Great episode, Siskoid! I’ve been listening, out of order, to the chronicles of your cross-genre GURPs campaign and have to say it sounds amazing! I tried something a little like it at one point, but never with the success you achieved. Hats off, good sir.
The discussion on “punk” is a good one to start up.I see the “punk” being representative of the counter-culture nature of the protagonists within a genre: cyberpunk involves counter-culture heroes in a future setting incorporating advanced technology. If the word “punk” belongs in steampunk is a topic I’m going to be gentle about: I don’t really like the steampunk genre much myself, as it seems like it’s more of a retro-riff on cyberpunk than a “genre” itself. I prefer to label a lot of these as “Victorianna”, and that’s where I personally put things like LoEG in comics, or Castle Falkenstein in RPGs. I won’t defend or die on this hill though, so I put this in here as more of a thought and opinion.
Cyberpunk, like Steampunk, has the narrative genre elements, and the aesthetic elements. When I see many Steampunk enthusiasts or consume fiction with that label, I see it hitting many of the same narrative beats you’ve described. Walking around in Holmes’ England, tailing Jack the Ripper, and seeing some of the future or extrapolative technologies are all fascinating. And indeed, many of the protagonists are much more egalitarian than their age would permit (suggesting the punk part), but we also rarely play or write characters in the modern age who are as colonial, racist, or troubled as the humans of their era. So is this part actually punk, or more a fashion of the present to ensure that our characters are sympathetic to the injustices of yesteryear.

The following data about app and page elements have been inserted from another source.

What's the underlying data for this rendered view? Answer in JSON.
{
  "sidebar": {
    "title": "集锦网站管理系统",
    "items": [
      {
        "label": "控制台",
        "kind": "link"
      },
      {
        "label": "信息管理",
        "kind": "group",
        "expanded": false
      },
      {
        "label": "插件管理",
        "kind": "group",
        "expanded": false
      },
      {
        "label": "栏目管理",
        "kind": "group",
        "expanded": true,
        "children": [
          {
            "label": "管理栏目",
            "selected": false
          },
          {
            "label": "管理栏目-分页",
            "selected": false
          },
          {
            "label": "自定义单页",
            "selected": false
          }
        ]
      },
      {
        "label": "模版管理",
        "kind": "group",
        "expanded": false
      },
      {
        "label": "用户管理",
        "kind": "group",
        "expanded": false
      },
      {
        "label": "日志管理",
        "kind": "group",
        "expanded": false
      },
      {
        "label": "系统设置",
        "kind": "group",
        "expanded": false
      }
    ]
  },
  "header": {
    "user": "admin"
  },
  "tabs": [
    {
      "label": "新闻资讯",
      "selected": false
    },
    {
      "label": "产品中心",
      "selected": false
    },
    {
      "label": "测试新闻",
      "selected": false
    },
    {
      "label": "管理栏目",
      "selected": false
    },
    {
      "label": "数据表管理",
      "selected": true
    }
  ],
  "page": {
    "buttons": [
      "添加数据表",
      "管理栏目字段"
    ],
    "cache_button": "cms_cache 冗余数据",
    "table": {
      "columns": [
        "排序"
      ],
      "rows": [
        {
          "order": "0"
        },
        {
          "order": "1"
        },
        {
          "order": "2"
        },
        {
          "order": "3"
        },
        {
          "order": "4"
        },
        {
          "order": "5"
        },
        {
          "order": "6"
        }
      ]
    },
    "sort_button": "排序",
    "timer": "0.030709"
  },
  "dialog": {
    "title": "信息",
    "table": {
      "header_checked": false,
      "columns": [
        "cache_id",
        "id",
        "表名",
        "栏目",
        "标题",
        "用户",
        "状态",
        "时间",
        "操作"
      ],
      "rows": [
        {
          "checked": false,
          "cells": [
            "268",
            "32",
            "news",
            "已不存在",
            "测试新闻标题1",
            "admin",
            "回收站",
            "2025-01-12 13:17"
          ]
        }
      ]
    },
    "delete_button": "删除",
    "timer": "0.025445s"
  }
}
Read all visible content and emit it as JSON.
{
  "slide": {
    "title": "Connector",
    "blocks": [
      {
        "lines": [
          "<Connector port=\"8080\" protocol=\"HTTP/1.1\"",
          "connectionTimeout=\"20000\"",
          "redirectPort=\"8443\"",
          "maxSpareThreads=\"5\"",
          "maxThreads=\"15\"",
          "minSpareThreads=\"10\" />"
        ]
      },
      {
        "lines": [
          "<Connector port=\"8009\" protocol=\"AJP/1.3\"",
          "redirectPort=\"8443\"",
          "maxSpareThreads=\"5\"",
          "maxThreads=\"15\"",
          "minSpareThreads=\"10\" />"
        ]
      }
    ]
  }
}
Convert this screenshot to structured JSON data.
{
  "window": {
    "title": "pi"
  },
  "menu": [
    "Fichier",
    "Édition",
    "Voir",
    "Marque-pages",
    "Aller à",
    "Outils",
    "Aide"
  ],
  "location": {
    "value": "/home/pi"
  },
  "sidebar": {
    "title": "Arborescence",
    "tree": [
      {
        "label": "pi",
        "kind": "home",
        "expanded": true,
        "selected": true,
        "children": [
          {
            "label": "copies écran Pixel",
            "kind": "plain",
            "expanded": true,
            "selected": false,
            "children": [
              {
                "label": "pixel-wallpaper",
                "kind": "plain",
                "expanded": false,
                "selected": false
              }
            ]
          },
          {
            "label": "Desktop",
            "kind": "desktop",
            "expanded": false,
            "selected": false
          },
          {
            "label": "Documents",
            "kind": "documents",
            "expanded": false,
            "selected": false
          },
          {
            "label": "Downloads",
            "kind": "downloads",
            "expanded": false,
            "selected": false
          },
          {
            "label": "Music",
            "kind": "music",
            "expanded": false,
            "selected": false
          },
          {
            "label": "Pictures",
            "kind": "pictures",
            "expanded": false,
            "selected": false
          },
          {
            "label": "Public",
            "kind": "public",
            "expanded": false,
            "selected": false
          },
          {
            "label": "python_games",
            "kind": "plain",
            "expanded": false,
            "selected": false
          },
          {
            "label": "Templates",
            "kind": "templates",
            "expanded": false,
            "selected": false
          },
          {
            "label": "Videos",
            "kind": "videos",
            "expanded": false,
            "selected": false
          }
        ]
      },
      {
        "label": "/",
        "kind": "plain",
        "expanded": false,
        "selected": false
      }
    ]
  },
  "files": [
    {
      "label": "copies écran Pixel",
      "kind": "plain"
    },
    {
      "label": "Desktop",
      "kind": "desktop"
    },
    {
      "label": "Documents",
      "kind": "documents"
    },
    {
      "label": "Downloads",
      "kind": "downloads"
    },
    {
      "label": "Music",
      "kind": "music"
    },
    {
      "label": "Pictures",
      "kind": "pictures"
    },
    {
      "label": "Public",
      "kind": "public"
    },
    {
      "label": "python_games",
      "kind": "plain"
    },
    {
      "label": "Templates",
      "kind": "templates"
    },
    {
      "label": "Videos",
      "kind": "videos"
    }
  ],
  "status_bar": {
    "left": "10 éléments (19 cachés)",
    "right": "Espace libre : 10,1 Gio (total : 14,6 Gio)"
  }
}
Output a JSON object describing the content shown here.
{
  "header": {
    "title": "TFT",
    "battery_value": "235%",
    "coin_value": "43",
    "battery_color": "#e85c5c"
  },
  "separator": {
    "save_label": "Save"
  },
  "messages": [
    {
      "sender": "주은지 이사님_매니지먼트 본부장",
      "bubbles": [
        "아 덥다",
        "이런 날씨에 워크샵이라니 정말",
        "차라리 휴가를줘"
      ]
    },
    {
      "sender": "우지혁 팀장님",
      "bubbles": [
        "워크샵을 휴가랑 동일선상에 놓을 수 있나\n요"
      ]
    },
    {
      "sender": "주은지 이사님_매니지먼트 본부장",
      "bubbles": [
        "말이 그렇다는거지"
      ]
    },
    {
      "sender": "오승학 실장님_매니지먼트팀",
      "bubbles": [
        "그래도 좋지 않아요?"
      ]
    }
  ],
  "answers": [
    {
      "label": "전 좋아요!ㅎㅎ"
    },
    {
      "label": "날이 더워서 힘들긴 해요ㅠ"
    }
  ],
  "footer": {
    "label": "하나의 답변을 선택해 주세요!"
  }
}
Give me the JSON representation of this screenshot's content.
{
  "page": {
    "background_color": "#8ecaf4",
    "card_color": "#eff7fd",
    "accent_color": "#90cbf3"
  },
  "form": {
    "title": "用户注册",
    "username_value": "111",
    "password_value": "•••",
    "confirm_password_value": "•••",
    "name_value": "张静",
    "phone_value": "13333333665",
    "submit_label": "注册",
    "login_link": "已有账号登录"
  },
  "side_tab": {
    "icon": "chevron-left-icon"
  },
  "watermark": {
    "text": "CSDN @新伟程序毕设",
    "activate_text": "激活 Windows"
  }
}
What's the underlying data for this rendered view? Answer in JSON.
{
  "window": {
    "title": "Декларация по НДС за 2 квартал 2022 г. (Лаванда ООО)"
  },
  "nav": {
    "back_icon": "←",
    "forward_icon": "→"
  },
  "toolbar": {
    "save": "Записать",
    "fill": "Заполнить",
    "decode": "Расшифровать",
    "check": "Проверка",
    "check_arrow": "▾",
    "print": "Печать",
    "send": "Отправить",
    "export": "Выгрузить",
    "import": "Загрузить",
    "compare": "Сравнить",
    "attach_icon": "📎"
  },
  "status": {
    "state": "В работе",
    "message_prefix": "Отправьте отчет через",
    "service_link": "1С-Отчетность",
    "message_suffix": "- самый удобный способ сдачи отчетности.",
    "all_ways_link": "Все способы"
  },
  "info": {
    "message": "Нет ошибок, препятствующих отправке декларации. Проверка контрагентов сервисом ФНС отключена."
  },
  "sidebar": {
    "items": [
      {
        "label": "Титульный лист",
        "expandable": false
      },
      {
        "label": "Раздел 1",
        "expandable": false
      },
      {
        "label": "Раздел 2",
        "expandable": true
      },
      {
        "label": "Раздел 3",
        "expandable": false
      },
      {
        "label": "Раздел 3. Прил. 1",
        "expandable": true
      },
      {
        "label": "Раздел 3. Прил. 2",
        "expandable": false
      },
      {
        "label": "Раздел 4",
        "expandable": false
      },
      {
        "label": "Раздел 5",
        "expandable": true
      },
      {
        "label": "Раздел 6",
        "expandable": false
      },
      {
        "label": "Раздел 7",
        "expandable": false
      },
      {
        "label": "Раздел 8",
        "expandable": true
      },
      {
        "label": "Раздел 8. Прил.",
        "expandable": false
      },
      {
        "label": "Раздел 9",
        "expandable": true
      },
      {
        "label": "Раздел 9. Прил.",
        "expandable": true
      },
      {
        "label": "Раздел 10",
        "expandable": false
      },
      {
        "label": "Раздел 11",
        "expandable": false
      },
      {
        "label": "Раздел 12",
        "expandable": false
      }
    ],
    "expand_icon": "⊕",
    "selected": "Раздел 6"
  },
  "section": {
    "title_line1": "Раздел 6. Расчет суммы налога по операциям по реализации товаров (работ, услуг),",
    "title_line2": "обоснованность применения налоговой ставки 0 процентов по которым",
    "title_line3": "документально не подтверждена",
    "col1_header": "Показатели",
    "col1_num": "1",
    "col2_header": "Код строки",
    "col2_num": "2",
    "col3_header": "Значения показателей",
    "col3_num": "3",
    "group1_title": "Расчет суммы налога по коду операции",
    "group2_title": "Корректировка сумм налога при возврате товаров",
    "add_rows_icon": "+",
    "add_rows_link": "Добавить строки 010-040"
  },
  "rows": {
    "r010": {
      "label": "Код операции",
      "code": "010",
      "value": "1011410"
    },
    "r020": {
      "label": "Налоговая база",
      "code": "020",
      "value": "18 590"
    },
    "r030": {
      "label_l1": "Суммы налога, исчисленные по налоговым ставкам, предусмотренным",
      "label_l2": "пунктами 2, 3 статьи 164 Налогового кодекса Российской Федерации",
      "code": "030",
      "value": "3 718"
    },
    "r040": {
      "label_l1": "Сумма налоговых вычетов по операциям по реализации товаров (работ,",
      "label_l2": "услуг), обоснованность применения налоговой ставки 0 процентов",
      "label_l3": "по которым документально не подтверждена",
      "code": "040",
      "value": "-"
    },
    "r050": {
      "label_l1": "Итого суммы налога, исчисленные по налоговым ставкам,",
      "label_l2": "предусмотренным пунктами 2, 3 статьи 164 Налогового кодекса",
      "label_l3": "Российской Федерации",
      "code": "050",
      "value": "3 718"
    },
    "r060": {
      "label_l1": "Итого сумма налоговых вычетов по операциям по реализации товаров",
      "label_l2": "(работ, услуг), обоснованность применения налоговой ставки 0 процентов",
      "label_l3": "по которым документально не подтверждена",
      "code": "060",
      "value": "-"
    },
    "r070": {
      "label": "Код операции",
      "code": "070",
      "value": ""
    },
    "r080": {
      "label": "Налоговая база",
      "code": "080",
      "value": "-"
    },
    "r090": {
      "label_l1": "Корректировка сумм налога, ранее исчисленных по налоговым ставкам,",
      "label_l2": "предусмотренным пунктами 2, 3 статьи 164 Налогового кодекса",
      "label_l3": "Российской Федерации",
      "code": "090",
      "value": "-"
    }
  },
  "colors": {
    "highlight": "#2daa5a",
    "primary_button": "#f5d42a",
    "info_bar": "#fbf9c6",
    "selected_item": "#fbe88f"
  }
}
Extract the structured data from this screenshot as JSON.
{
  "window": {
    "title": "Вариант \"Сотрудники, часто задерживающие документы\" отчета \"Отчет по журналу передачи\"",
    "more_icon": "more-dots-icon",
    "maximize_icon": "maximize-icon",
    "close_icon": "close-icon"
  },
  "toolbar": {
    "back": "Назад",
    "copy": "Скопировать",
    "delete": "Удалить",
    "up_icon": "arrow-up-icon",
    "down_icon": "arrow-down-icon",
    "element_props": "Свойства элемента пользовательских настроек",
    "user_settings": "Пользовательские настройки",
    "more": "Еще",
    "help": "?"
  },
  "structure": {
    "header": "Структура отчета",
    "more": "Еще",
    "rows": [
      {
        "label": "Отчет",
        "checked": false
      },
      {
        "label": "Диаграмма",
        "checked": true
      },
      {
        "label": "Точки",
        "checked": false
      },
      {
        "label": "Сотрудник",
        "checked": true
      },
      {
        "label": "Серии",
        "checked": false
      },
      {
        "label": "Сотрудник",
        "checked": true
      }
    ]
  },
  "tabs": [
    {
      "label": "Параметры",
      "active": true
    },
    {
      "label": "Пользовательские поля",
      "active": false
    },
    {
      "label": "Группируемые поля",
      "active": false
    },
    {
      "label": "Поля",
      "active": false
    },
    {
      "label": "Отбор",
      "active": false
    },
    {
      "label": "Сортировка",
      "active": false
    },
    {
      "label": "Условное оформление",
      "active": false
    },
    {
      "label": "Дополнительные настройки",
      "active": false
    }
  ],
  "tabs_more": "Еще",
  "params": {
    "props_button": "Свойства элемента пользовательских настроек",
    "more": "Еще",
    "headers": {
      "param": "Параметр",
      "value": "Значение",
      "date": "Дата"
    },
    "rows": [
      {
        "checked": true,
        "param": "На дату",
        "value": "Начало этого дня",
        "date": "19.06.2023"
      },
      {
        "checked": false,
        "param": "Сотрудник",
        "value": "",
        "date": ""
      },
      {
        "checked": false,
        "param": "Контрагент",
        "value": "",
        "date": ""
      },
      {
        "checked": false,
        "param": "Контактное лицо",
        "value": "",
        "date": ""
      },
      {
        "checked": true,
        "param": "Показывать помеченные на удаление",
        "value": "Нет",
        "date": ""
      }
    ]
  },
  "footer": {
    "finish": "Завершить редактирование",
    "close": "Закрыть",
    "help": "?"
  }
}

For example, if I’m playing a cowboy RPG, I’m not likely to make “Tex the Indian Hunter”. I might make a cowboy named Tex who’s grown famous for repelling some raids from the natives, but Tex himself is unlikely to brag about his conquests against the native Americans. For one, I’m not keen to be the colonial racist murderer in a game, and would likely leave the table if that became a recurring theme. But doing so doesn’t make my western game “westpunk”.
So does introducing some modern and/or fantastical technologies to a western, such as in Deadlands, make it “westpunk”? Has the meaning of punk, in association with a genre, morphed into a catchword to say “extrapolative and alternative ideas within the overall aesthetic and style of the prefix genre”?
Perhaps it has?
Here we could begin down a rabbit hole of what is a genre, and what is an aesthetic…